     There is such a simple beauty in this prayer which comes from a heart aware of great need for God's grace.  When we know who God is, we will understand much better who we are and how we fit into the plans our Lord has for us.  It begins with the foundation which was laid by our Savior Jesus Christ.
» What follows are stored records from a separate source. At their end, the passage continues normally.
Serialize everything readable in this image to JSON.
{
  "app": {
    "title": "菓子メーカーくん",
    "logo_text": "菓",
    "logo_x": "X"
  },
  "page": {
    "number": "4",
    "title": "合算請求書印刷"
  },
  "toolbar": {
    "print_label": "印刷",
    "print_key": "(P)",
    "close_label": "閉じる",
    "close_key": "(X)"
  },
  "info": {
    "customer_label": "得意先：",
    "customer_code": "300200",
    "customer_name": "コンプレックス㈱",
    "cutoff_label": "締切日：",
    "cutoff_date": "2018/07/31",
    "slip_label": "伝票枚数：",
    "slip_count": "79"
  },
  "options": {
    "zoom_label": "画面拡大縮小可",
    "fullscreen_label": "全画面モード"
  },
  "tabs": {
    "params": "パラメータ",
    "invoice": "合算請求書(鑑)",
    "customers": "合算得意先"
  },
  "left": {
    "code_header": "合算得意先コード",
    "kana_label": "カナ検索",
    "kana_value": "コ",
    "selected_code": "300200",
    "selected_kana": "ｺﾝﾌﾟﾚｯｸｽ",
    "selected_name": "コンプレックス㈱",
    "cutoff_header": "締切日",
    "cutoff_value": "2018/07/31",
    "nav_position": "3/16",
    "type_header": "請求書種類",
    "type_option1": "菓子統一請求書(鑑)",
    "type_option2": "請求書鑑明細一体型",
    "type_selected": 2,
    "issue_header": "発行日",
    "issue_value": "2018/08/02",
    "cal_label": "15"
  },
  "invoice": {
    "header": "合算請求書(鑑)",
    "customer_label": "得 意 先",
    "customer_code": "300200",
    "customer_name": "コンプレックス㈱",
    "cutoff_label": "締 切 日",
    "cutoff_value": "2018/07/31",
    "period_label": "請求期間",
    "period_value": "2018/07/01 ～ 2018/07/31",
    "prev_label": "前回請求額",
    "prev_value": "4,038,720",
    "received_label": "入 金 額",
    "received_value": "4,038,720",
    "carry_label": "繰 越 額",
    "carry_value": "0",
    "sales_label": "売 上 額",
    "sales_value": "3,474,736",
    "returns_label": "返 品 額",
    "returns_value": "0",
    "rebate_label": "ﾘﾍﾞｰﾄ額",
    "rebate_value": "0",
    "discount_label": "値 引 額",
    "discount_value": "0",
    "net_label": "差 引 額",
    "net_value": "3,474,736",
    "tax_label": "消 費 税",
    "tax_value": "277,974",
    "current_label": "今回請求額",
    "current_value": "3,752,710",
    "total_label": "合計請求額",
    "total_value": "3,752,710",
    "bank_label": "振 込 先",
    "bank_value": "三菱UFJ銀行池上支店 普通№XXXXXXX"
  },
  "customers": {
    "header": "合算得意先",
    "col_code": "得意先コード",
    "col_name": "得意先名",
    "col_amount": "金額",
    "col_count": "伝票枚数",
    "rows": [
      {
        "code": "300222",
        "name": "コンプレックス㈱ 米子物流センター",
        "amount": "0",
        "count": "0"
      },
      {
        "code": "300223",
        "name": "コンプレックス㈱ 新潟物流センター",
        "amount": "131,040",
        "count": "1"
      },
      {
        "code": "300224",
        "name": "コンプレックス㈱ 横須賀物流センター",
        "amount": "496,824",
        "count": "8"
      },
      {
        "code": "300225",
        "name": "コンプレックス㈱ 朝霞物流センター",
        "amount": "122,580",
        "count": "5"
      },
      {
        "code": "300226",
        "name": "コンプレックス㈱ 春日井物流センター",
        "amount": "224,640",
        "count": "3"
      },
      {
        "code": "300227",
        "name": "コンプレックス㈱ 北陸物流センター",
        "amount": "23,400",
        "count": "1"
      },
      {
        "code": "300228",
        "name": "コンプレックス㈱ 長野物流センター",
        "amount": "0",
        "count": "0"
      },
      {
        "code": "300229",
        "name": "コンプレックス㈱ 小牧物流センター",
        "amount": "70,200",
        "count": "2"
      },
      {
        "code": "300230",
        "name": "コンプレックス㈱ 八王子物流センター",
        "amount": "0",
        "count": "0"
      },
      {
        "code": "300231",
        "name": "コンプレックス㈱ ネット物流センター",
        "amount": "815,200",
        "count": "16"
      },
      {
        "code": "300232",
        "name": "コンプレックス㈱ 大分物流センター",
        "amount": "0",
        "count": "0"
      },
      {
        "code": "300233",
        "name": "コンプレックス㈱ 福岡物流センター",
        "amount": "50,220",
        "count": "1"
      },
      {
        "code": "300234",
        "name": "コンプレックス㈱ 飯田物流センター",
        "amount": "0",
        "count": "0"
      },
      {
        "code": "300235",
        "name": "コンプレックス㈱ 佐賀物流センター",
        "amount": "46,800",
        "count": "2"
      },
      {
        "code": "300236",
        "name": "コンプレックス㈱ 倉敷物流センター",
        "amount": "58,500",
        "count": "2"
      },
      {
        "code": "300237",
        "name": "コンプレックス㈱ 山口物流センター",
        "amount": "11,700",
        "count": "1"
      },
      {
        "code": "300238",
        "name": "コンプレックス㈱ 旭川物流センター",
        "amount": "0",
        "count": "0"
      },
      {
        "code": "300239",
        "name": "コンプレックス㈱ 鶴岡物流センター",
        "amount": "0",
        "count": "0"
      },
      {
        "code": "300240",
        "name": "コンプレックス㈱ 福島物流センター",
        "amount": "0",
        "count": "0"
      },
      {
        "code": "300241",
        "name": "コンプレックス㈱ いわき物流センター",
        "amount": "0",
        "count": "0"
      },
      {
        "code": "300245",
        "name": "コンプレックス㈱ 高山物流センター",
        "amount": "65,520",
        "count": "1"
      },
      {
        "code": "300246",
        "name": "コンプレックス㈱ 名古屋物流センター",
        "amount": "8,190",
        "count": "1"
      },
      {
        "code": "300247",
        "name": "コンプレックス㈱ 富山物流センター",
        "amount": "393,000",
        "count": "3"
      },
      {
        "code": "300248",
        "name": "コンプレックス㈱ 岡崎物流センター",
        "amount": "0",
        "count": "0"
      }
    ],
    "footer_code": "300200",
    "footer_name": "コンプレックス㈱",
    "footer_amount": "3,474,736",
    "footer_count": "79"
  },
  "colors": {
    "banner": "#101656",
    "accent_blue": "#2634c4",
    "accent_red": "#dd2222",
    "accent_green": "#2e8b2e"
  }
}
It has been handed down by the Apostles as Paul stated in I Corinthians 11:23a:  "For I received from the Lord what I also delivered to you...."  Also Peter tells us in his letter (2 Peter 1:12-21) keying in on verse 16,19:  "For we did not follow cleverly devised myths when we made known to you the power of coming of our Lord Jesus Christ, but we were eyewitnesses of His majesty.....And we have something more sure, the prophetic word, to which you will do well to pay attention as to a lamp shining in a dark place, until the day dawns and the morning star rises in your hearts...."  Again, we hear  from Peter that he has passed on the eyewitness account of our Savior along with the teaching of our Lord.
     Dear Ones, we have a heritage that is rich, full and carries God's grace.  As I have grown older,
 I find such comfort in singing the Psalms, partaking of God's sacraments, participating in fellowship to worship God and spending time in prayer and study.  Through the ages, many have fought and died for the faith which has been handed down to us.  God has told us that "the gates of hell shall not prevail against the church".  When our fellowships are built upon the foundation laid by Jesus Christ, taught by the Apostles and passed on to faithful men, we can know that the storms may come, but our house will stand.  Feelings, emotions, fads, and worldly approaches will come and go, but they are built upon the sand.  May we never forget our heritage and may we be faithful to teach it to our children, our grandchildren and those new in the faith so they know what they believe and why they believe it.  Selah!

No comments: